**Problem description:** Copy down the listing below exactly, please, including every line.

**Provided entries:**
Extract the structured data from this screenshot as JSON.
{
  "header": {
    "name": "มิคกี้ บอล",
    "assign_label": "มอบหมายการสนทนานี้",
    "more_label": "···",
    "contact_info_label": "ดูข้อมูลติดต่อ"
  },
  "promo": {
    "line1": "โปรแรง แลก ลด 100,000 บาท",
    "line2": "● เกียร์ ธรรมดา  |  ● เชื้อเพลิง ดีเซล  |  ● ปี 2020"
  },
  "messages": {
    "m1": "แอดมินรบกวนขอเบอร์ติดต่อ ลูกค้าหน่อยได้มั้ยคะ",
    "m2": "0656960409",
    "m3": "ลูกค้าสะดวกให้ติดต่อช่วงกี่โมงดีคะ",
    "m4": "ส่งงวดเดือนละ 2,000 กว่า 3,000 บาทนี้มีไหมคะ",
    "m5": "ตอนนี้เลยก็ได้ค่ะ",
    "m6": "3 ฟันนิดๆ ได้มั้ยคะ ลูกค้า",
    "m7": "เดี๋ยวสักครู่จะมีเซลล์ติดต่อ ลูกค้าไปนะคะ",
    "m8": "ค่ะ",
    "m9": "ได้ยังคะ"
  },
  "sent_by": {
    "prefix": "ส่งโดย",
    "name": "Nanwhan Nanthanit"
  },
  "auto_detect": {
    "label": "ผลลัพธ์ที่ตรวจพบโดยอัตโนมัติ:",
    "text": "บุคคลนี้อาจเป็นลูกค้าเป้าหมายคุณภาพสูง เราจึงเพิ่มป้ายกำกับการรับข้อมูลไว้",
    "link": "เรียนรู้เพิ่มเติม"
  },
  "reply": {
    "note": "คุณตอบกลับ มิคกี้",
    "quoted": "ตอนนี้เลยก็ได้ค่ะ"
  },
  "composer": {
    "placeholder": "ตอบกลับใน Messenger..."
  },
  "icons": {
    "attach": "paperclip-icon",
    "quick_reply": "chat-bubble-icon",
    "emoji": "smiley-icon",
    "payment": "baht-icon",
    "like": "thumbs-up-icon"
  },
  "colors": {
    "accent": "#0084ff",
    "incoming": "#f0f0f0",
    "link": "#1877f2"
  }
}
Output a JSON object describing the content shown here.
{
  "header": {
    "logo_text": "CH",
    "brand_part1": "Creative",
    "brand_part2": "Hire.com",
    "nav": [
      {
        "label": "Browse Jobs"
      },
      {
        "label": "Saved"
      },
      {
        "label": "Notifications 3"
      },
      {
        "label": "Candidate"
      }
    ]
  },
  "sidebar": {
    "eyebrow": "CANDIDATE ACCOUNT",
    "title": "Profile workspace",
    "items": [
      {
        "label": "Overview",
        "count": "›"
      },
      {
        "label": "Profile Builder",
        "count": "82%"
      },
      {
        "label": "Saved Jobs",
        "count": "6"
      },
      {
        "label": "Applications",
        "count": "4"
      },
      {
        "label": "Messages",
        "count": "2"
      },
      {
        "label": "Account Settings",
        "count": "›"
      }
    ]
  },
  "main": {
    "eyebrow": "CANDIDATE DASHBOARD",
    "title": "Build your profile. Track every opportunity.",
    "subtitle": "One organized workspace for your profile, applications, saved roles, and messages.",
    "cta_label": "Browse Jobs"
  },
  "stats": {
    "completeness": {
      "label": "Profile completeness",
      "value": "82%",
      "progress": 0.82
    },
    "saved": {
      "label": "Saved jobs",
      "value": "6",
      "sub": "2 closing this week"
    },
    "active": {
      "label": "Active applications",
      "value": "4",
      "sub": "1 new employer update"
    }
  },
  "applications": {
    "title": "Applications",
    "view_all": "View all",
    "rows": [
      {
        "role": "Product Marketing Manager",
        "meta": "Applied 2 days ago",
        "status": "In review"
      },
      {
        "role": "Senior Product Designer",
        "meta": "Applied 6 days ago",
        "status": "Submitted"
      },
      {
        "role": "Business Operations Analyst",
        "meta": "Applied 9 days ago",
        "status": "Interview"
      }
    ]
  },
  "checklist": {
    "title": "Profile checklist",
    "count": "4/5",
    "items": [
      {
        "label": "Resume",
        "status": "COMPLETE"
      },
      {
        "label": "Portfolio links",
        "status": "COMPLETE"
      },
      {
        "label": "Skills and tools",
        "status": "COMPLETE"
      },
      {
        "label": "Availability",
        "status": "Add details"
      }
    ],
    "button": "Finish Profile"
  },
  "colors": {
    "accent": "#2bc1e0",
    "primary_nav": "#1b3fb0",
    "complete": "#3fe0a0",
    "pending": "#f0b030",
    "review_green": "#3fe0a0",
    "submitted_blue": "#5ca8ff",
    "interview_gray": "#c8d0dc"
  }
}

**Task solution:**
Extract the structured data from this screenshot as JSON.
{
  "header": {
    "name": "มิคกี้ บอล",
    "assign_label": "มอบหมายการสนทนานี้",
    "more_label": "···",
    "contact_info_label": "ดูข้อมูลติดต่อ"
  },
  "promo": {
    "line1": "โปรแรง แลก ลด 100,000 บาท",
    "line2": "● เกียร์ ธรรมดา  |  ● เชื้อเพลิง ดีเซล  |  ● ปี 2020"
  },
  "messages": {
    "m1": "แอดมินรบกวนขอเบอร์ติดต่อ ลูกค้าหน่อยได้มั้ยคะ",
    "m2": "0656960409",
    "m3": "ลูกค้าสะดวกให้ติดต่อช่วงกี่โมงดีคะ",
    "m4": "ส่งงวดเดือนละ 2,000 กว่า 3,000 บาทนี้มีไหมคะ",
    "m5": "ตอนนี้เลยก็ได้ค่ะ",
    "m6": "3 ฟันนิดๆ ได้มั้ยคะ ลูกค้า",
    "m7": "เดี๋ยวสักครู่จะมีเซลล์ติดต่อ ลูกค้าไปนะคะ",
    "m8": "ค่ะ",
    "m9": "ได้ยังคะ"
  },
  "sent_by": {
    "prefix": "ส่งโดย",
    "name": "Nanwhan Nanthanit"
  },
  "auto_detect": {
    "label": "ผลลัพธ์ที่ตรวจพบโดยอัตโนมัติ:",
    "text": "บุคคลนี้อาจเป็นลูกค้าเป้าหมายคุณภาพสูง เราจึงเพิ่มป้ายกำกับการรับข้อมูลไว้",
    "link": "เรียนรู้เพิ่มเติม"
  },
  "reply": {
    "note": "คุณตอบกลับ มิคกี้",
    "quoted": "ตอนนี้เลยก็ได้ค่ะ"
  },
  "composer": {
    "placeholder": "ตอบกลับใน Messenger..."
  },
  "icons": {
    "attach": "paperclip-icon",
    "quick_reply": "chat-bubble-icon",
    "emoji": "smiley-icon",
    "payment": "baht-icon",
    "like": "thumbs-up-icon"
  },
  "colors": {
    "accent": "#0084ff",
    "incoming": "#f0f0f0",
    "link": "#1877f2"
  }
}
Output a JSON object describing the content shown here.
{
  "header": {
    "logo_text": "CH",
    "brand_part1": "Creative",
    "brand_part2": "Hire.com",
    "nav": [
      {
        "label": "Browse Jobs"
      },
      {
        "label": "Saved"
      },
      {
        "label": "Notifications 3"
      },
      {
        "label": "Candidate"
      }
    ]
  },
  "sidebar": {
    "eyebrow": "CANDIDATE ACCOUNT",
    "title": "Profile workspace",
    "items": [
      {
        "label": "Overview",
        "count": "›"
      },
      {
        "label": "Profile Builder",
        "count": "82%"
      },
      {
        "label": "Saved Jobs",
        "count": "6"
      },
      {
        "label": "Applications",
        "count": "4"
      },
      {
        "label": "Messages",
        "count": "2"
      },
      {
        "label": "Account Settings",
        "count": "›"
      }
    ]
  },
  "main": {
    "eyebrow": "CANDIDATE DASHBOARD",
    "title": "Build your profile. Track every opportunity.",
    "subtitle": "One organized workspace for your profile, applications, saved roles, and messages.",
    "cta_label": "Browse Jobs"
  },
  "stats": {
    "completeness": {
      "label": "Profile completeness",
      "value": "82%",
      "progress": 0.82
    },
    "saved": {
      "label": "Saved jobs",
      "value": "6",
      "sub": "2 closing this week"
    },
    "active": {
      "label": "Active applications",
      "value": "4",
      "sub": "1 new employer update"
    }
  },
  "applications": {
    "title": "Applications",
    "view_all": "View all",
    "rows": [
      {
        "role": "Product Marketing Manager",
        "meta": "Applied 2 days ago",
        "status": "In review"
      },
      {
        "role": "Senior Product Designer",
        "meta": "Applied 6 days ago",
        "status": "Submitted"
      },
      {
        "role": "Business Operations Analyst",
        "meta": "Applied 9 days ago",
        "status": "Interview"
      }
    ]
  },
  "checklist": {
    "title": "Profile checklist",
    "count": "4/5",
    "items": [
      {
        "label": "Resume",
        "status": "COMPLETE"
      },
      {
        "label": "Portfolio links",
        "status": "COMPLETE"
      },
      {
        "label": "Skills and tools",
        "status": "COMPLETE"
      },
      {
        "label": "Availability",
        "status": "Add details"
      }
    ],
    "button": "Finish Profile"
  },
  "colors": {
    "accent": "#2bc1e0",
    "primary_nav": "#1b3fb0",
    "complete": "#3fe0a0",
    "pending": "#f0b030",
    "review_green": "#3fe0a0",
    "submitted_blue": "#5ca8ff",
    "interview_gray": "#c8d0dc"
  }
}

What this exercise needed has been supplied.